• **TASK PROMPT**:
All lines between the one holding "Parse this screenshot: output" and the end of the material below, both ends included, should be restated exactly.

• **DATA TO PROCESS**:
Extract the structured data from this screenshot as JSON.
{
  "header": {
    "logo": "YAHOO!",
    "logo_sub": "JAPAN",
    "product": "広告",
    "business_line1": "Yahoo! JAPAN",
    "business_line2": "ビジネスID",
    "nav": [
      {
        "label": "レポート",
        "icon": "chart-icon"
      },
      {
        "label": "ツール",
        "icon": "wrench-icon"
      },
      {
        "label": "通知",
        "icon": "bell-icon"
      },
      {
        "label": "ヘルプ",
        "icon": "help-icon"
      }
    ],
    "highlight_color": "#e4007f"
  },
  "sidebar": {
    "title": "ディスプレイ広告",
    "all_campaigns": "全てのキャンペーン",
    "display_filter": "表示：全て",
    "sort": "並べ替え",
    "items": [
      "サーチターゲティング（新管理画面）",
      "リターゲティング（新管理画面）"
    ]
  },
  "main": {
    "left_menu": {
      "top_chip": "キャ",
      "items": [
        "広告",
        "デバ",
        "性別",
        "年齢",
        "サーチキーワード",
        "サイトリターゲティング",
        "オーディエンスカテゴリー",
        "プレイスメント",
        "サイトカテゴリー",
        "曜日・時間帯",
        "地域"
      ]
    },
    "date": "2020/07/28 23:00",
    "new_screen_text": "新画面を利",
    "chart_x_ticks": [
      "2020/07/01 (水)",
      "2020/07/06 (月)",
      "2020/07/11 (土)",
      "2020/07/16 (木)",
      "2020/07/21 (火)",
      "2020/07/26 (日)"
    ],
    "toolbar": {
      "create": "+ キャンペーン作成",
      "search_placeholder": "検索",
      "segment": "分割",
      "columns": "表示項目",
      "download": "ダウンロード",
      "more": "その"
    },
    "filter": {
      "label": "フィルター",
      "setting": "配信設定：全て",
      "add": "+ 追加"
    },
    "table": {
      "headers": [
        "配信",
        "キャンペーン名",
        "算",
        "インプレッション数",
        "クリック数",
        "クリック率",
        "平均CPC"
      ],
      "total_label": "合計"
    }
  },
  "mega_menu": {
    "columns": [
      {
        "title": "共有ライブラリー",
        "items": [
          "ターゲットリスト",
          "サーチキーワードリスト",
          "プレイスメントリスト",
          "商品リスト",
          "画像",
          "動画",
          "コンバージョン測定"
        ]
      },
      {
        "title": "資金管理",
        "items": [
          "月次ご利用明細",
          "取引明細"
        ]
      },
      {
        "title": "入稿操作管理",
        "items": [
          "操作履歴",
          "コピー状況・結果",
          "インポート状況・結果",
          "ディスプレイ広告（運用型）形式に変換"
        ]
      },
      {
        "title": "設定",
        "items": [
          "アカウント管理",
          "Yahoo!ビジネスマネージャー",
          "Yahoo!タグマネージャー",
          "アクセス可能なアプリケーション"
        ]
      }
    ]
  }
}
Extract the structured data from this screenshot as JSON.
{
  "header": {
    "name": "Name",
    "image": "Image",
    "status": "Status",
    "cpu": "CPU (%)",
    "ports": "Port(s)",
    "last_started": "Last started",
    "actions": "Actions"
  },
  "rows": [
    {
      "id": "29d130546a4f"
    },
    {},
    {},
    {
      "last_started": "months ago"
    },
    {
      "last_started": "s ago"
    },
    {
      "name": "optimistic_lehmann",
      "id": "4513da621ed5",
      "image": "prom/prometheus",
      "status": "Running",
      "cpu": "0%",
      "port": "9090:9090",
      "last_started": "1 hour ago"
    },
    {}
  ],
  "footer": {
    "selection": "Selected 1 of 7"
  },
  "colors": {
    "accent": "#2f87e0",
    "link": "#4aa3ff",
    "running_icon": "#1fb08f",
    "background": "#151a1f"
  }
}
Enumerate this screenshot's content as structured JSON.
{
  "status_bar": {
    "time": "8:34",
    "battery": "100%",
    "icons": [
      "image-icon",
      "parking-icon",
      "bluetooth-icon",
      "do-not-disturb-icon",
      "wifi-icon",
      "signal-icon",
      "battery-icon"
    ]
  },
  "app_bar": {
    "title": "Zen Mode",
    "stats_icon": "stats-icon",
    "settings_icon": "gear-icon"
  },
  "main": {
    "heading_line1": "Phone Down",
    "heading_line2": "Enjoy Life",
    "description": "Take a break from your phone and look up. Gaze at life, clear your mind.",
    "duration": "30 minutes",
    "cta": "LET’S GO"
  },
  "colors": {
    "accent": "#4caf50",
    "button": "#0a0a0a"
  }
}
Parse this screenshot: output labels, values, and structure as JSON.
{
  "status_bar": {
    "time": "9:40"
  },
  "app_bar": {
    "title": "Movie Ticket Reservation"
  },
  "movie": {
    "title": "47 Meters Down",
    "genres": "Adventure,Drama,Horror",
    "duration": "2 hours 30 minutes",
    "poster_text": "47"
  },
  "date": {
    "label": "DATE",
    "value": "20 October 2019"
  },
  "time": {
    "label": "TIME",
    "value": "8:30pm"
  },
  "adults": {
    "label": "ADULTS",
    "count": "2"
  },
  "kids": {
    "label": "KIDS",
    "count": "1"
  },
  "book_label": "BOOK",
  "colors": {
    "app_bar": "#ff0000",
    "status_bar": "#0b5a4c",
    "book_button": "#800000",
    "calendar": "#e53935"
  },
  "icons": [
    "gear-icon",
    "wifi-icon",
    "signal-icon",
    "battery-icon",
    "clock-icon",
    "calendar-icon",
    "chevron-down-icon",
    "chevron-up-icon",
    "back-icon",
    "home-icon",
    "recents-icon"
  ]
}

• **TASK RESULT**:
Parse this screenshot: output labels, values, and structure as JSON.
{
  "status_bar": {
    "time": "9:40"
  },
  "app_bar": {
    "title": "Movie Ticket Reservation"
  },
  "movie": {
    "title": "47 Meters Down",
    "genres": "Adventure,Drama,Horror",
    "duration": "2 hours 30 minutes",
    "poster_text": "47"
  },
  "date": {
    "label": "DATE",
    "value": "20 October 2019"
  },
  "time": {
    "label": "TIME",
    "value": "8:30pm"
  },
  "adults": {
    "label": "ADULTS",
    "count": "2"
  },
  "kids": {
    "label": "KIDS",
    "count": "1"
  },
  "book_label": "BOOK",
  "colors": {
    "app_bar": "#ff0000",
    "status_bar": "#0b5a4c",
    "book_button": "#800000",
    "calendar": "#e53935"
  },
  "icons": [
    "gear-icon",
    "wifi-icon",
    "signal-icon",
    "battery-icon",
    "clock-icon",
    "calendar-icon",
    "chevron-down-icon",
    "chevron-up-icon",
    "back-icon",
    "home-icon",
    "recents-icon"
  ]
}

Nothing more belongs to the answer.